Description of the task — All of the records need to be retyped exactly, with no line dropped.

Dataset excerpts —
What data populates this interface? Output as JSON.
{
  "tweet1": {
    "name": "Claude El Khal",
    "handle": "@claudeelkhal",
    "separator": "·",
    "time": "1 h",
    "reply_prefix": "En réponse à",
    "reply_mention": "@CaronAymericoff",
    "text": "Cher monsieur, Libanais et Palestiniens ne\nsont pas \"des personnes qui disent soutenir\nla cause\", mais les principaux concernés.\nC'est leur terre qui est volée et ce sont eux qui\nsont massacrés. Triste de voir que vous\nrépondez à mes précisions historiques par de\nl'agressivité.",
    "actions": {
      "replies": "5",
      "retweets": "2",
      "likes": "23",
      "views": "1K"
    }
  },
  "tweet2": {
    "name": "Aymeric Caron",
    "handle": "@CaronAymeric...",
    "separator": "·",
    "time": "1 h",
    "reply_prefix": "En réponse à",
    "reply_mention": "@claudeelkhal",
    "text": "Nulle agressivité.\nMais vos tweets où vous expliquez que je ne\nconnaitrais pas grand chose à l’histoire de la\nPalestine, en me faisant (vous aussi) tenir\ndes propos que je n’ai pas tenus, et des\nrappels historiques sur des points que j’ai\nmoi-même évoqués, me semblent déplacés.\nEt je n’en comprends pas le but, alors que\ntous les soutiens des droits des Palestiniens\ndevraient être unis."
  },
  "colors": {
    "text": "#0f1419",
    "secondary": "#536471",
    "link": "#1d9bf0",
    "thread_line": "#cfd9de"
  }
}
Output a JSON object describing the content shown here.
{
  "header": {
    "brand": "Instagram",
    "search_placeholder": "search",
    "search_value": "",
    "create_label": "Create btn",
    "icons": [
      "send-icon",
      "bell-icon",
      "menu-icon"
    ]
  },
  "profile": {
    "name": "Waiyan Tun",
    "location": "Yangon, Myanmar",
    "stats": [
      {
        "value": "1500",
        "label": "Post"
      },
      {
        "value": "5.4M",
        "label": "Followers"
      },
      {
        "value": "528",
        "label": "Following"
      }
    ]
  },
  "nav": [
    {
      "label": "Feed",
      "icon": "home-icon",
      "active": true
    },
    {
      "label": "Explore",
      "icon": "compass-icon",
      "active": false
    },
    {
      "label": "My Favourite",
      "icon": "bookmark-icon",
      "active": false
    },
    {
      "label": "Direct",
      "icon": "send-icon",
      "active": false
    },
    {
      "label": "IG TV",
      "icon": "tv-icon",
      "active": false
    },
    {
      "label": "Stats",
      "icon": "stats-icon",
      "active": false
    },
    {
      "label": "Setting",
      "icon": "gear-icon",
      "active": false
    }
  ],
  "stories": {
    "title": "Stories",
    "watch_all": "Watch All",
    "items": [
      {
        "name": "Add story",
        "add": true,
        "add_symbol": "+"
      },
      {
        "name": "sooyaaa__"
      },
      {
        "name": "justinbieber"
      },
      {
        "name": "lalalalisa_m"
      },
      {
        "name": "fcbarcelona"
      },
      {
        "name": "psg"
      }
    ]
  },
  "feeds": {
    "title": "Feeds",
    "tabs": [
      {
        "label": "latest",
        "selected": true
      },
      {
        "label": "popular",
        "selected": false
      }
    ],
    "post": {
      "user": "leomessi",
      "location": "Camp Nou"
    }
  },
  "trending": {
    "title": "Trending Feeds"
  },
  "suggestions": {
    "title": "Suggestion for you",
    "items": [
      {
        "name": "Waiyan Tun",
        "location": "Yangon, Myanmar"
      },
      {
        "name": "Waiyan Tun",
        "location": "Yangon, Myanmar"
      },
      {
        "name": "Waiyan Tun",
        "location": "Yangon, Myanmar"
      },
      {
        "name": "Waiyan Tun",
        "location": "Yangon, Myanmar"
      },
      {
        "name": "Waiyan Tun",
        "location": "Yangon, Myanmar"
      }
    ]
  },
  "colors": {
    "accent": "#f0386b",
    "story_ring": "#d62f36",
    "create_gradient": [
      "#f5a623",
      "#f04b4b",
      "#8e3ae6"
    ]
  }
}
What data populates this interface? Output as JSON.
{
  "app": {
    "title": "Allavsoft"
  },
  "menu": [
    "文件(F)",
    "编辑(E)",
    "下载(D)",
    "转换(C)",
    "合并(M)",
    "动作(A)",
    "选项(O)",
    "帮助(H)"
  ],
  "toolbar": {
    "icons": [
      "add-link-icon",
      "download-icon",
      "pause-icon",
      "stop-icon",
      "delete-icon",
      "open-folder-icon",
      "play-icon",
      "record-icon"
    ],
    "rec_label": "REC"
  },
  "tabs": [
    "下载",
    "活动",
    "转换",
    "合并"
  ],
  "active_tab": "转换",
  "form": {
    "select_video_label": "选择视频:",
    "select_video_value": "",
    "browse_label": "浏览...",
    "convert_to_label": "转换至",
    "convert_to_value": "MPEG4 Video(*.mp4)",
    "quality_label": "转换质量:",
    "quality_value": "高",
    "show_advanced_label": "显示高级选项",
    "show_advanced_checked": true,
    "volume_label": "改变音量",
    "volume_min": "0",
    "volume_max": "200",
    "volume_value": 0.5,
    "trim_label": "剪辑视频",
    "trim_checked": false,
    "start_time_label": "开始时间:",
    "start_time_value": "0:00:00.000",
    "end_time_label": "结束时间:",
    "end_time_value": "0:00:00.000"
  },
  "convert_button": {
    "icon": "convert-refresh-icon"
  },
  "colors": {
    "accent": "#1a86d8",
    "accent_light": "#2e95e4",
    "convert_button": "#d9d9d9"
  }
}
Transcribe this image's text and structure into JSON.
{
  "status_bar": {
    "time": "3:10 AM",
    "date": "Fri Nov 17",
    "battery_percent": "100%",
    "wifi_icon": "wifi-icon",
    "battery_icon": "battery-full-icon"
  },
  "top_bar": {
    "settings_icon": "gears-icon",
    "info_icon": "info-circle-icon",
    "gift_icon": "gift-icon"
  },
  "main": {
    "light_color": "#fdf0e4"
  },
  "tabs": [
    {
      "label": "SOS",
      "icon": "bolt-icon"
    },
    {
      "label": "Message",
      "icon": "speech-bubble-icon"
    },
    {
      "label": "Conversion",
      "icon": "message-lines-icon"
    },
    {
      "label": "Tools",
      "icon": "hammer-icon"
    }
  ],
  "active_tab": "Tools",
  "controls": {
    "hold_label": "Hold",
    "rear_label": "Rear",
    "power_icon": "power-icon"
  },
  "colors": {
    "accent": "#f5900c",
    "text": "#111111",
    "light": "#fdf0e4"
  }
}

Answer to this task —
What data populates this interface? Output as JSON.
{
  "tweet1": {
    "name": "Claude El Khal",
    "handle": "@claudeelkhal",
    "separator": "·",
    "time": "1 h",
    "reply_prefix": "En réponse à",
    "reply_mention": "@CaronAymericoff",
    "text": "Cher monsieur, Libanais et Palestiniens ne\nsont pas \"des personnes qui disent soutenir\nla cause\", mais les principaux concernés.\nC'est leur terre qui est volée et ce sont eux qui\nsont massacrés. Triste de voir que vous\nrépondez à mes précisions historiques par de\nl'agressivité.",
    "actions": {
      "replies": "5",
      "retweets": "2",
      "likes": "23",
      "views": "1K"
    }
  },
  "tweet2": {
    "name": "Aymeric Caron",
    "handle": "@CaronAymeric...",
    "separator": "·",
    "time": "1 h",
    "reply_prefix": "En réponse à",
    "reply_mention": "@claudeelkhal",
    "text": "Nulle agressivité.\nMais vos tweets où vous expliquez que je ne\nconnaitrais pas grand chose à l’histoire de la\nPalestine, en me faisant (vous aussi) tenir\ndes propos que je n’ai pas tenus, et des\nrappels historiques sur des points que j’ai\nmoi-même évoqués, me semblent déplacés.\nEt je n’en comprends pas le but, alors que\ntous les soutiens des droits des Palestiniens\ndevraient être unis."
  },
  "colors": {
    "text": "#0f1419",
    "secondary": "#536471",
    "link": "#1d9bf0",
    "thread_line": "#cfd9de"
  }
}
Output a JSON object describing the content shown here.
{
  "header": {
    "brand": "Instagram",
    "search_placeholder": "search",
    "search_value": "",
    "create_label": "Create btn",
    "icons": [
      "send-icon",
      "bell-icon",
      "menu-icon"
    ]
  },
  "profile": {
    "name": "Waiyan Tun",
    "location": "Yangon, Myanmar",
    "stats": [
      {
        "value": "1500",
        "label": "Post"
      },
      {
        "value": "5.4M",
        "label": "Followers"
      },
      {
        "value": "528",
        "label": "Following"
      }
    ]
  },
  "nav": [
    {
      "label": "Feed",
      "icon": "home-icon",
      "active": true
    },
    {
      "label": "Explore",
      "icon": "compass-icon",
      "active": false
    },
    {
      "label": "My Favourite",
      "icon": "bookmark-icon",
      "active": false
    },
    {
      "label": "Direct",
      "icon": "send-icon",
      "active": false
    },
    {
      "label": "IG TV",
      "icon": "tv-icon",
      "active": false
    },
    {
      "label": "Stats",
      "icon": "stats-icon",
      "active": false
    },
    {
      "label": "Setting",
      "icon": "gear-icon",
      "active": false
    }
  ],
  "stories": {
    "title": "Stories",
    "watch_all": "Watch All",
    "items": [
      {
        "name": "Add story",
        "add": true,
        "add_symbol": "+"
      },
      {
        "name": "sooyaaa__"
      },
      {
        "name": "justinbieber"
      },
      {
        "name": "lalalalisa_m"
      },
      {
        "name": "fcbarcelona"
      },
      {
        "name": "psg"
      }
    ]
  },
  "feeds": {
    "title": "Feeds",
    "tabs": [
      {
        "label": "latest",
        "selected": true
      },
      {
        "label": "popular",
        "selected": false
      }
    ],
    "post": {
      "user": "leomessi",
      "location": "Camp Nou"
    }
  },
  "trending": {
    "title": "Trending Feeds"
  },
  "suggestions": {
    "title": "Suggestion for you",
    "items": [
      {
        "name": "Waiyan Tun",
        "location": "Yangon, Myanmar"
      },
      {
        "name": "Waiyan Tun",
        "location": "Yangon, Myanmar"
      },
      {
        "name": "Waiyan Tun",
        "location": "Yangon, Myanmar"
      },
      {
        "name": "Waiyan Tun",
        "location": "Yangon, Myanmar"
      },
      {
        "name": "Waiyan Tun",
        "location": "Yangon, Myanmar"
      }
    ]
  },
  "colors": {
    "accent": "#f0386b",
    "story_ring": "#d62f36",
    "create_gradient": [
      "#f5a623",
      "#f04b4b",
      "#8e3ae6"
    ]
  }
}
What data populates this interface? Output as JSON.
{
  "app": {
    "title": "Allavsoft"
  },
  "menu": [
    "文件(F)",
    "编辑(E)",
    "下载(D)",
    "转换(C)",
    "合并(M)",
    "动作(A)",
    "选项(O)",
    "帮助(H)"
  ],
  "toolbar": {
    "icons": [
      "add-link-icon",
      "download-icon",
      "pause-icon",
      "stop-icon",
      "delete-icon",
      "open-folder-icon",
      "play-icon",
      "record-icon"
    ],
    "rec_label": "REC"
  },
  "tabs": [
    "下载",
    "活动",
    "转换",
    "合并"
  ],
  "active_tab": "转换",
  "form": {
    "select_video_label": "选择视频:",
    "select_video_value": "",
    "browse_label": "浏览...",
    "convert_to_label": "转换至",
    "convert_to_value": "MPEG4 Video(*.mp4)",
    "quality_label": "转换质量:",
    "quality_value": "高",
    "show_advanced_label": "显示高级选项",
    "show_advanced_checked": true,
    "volume_label": "改变音量",
    "volume_min": "0",
    "volume_max": "200",
    "volume_value": 0.5,
    "trim_label": "剪辑视频",
    "trim_checked": false,
    "start_time_label": "开始时间:",
    "start_time_value": "0:00:00.000",
    "end_time_label": "结束时间:",
    "end_time_value": "0:00:00.000"
  },
  "convert_button": {
    "icon": "convert-refresh-icon"
  },
  "colors": {
    "accent": "#1a86d8",
    "accent_light": "#2e95e4",
    "convert_button": "#d9d9d9"
  }
}
Transcribe this image's text and structure into JSON.
{
  "status_bar": {
    "time": "3:10 AM",
    "date": "Fri Nov 17",
    "battery_percent": "100%",
    "wifi_icon": "wifi-icon",
    "battery_icon": "battery-full-icon"
  },
  "top_bar": {
    "settings_icon": "gears-icon",
    "info_icon": "info-circle-icon",
    "gift_icon": "gift-icon"
  },
  "main": {
    "light_color": "#fdf0e4"
  },
  "tabs": [
    {
      "label": "SOS",
      "icon": "bolt-icon"
    },
    {
      "label": "Message",
      "icon": "speech-bubble-icon"
    },
    {
      "label": "Conversion",
      "icon": "message-lines-icon"
    },
    {
      "label": "Tools",
      "icon": "hammer-icon"
    }
  ],
  "active_tab": "Tools",
  "controls": {
    "hold_label": "Hold",
    "rear_label": "Rear",
    "power_icon": "power-icon"
  },
  "colors": {
    "accent": "#f5900c",
    "text": "#111111",
    "light": "#fdf0e4"
  }
}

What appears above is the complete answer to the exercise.